Jun 1, 2023: I wrote this post a while ago and decided to wait to share when the time is right. The time is right now and I hope this helps you in some way if you are ever on the same boat.
I am going to share my thought process that led me to ultimately walk away from a job offer that paid siginifcantly more. The compensation structure of the offer is different than what I had. However, for the sake of comparison, the total compensation of the job offer was > 35% better.
About The Job Offer That Paid More
When this opportunity presented itself, I was in the stage of my career where I was not looking or ready for the next step up. I knew there would be a very steep learning curve if I moved up then but most importantly, I was not ready mentally.
What made this offer appealing was that it was a lateral move (same position as what I had) in a growing company. It was not a start up but it was definitely “younger” than the company I was with. I have worked at both growing and mature companies in the past so I have first-hand experience with the pros and cons for both. In my opinion, not one environment is more superior than the other. I believe it all depends on what your priorities are at that point in your life. I was excited for a chance to apply my specific set of skills and experience at a growing company so this offer was perfect in this sense.
Also, I went through one of the most rigorous interviews I have had in my career for this role. There were three stages in total and more than a handful of phone calls and emails. Even though I did not accept the offer, I thought I still gained something out of the process. Interviews rarely made me nervous. I have always viewed them as opportunities to practice being confident and market-check. I believe it is important to genuinely want to be where I am because I do my best work when I choose to show up every day.
If The Offer Seemed Perfect – Why Did I Walk Away?
The money was great. The job itself would have been a great opportunity to further develop my existing skills. The benefits were better than what I had. There also seemed to be room for growth. So, why did I walk away?
Timing was everything. When the process started, everything was supposed to line up nicely. I can go on the family trip I had planned for months and provide more than two-week notice for the company I was working for. However, circumstances changed and my choices were either to make it work by making some sacrafices or walk away from the opportunity.
The first point was pretty self-explanatory. Money can buy a lot of things (like the oceanfront condo I am obsessed with) but money can’t always buy time in time. I have been looking forward to the family trip for a long time. While all I had to do was to shorten it (not cancel completely), trying to make things work for the sake of my career and bank account would cost me family time that I might not get back. You see, at one point in my life, I might think the simple solution would be to make another trip later. However, I have come to the realizaition years ago that people I care about will not be around forever. This was the main reason I walked away. I knew opportunities will always come around but there will never be a guarantee with family time.

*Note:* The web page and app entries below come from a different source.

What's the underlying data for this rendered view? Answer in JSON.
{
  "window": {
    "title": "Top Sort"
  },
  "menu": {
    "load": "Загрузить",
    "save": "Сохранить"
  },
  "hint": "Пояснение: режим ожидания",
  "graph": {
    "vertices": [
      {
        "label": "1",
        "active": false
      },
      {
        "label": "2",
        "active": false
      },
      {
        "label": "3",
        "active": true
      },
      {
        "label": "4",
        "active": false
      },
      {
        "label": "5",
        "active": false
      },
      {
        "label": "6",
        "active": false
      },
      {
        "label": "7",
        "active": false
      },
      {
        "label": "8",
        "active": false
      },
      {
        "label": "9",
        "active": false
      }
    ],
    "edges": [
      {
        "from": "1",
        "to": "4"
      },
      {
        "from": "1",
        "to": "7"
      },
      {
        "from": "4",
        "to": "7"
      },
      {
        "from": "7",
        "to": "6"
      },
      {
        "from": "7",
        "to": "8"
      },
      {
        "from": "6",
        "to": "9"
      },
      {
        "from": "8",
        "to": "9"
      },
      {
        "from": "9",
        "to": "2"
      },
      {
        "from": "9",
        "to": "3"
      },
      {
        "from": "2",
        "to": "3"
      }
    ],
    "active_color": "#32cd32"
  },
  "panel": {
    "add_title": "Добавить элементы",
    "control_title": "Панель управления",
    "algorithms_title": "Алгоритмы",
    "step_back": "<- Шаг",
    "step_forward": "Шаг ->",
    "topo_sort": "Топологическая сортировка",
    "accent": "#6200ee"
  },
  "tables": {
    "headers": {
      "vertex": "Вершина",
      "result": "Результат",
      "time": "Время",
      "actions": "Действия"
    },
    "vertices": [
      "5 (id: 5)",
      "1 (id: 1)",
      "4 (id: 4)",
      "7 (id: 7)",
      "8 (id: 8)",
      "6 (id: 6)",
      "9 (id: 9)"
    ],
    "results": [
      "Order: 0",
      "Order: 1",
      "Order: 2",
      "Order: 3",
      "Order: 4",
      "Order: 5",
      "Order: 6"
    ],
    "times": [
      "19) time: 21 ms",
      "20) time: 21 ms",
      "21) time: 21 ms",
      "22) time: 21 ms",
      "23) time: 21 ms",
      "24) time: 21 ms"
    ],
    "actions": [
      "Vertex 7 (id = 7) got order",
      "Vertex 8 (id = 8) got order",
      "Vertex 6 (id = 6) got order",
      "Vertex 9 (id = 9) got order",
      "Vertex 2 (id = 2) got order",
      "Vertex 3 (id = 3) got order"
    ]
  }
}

In addition, while I am an advocate of putting our own best interests first (because everyone, including your employer, will do the same), I have a lot of respect and gratitude for my team. While I am not claiming I will put my employer above my own career, I will definitely try my best to ensure a smooth transition. Originally, if things worked out the way I thought they would, I would have the opportunity to provide a notice period longer than the standard two-week. I wanted to give a longer notice period as I was going to be working on-and-off while I was travelling. The standard two-week while I was working part-time would be too unfair to my colleague. And it would have been hard for me to manage both of my regular tasks and training too. Note, some people strongly advise against providing longer than required notice as it can back fire (e.g., getting the cold shoulder, being asked to do way more than possible). My personal view is that it depends on a lot of factors: your manager, team, company’s culture etc. There has been time in my career where I could not wait to be gone as if I was fleeing a burning building but it is not always the case. So, your mileage definitely may vary on this.
What I Gained From Walking Away
While I hope that my experience will be useful reference for you if you are ever on the same boat, I personally gained a lot from the experience. It was empowering to know that I protected what mattered to me most. It was not money. It is easy to understand why people say money can’t buy happiness. However, as we all know, there are actually a lot we can buy with money that make us happy (again, the oceanfront condo on my mental vision board fits the bill for me).
And the reality was, for about five minutes, I was going to accept the offer and make the rest work. However, when I asked Eric for advice on what to do, he simply asked me to make a decision without considering the financial consequences. There might not be an opportunity like this one for a while but I can definitely make the money back. Once it was clear, the decision to walk away was a no-brainer.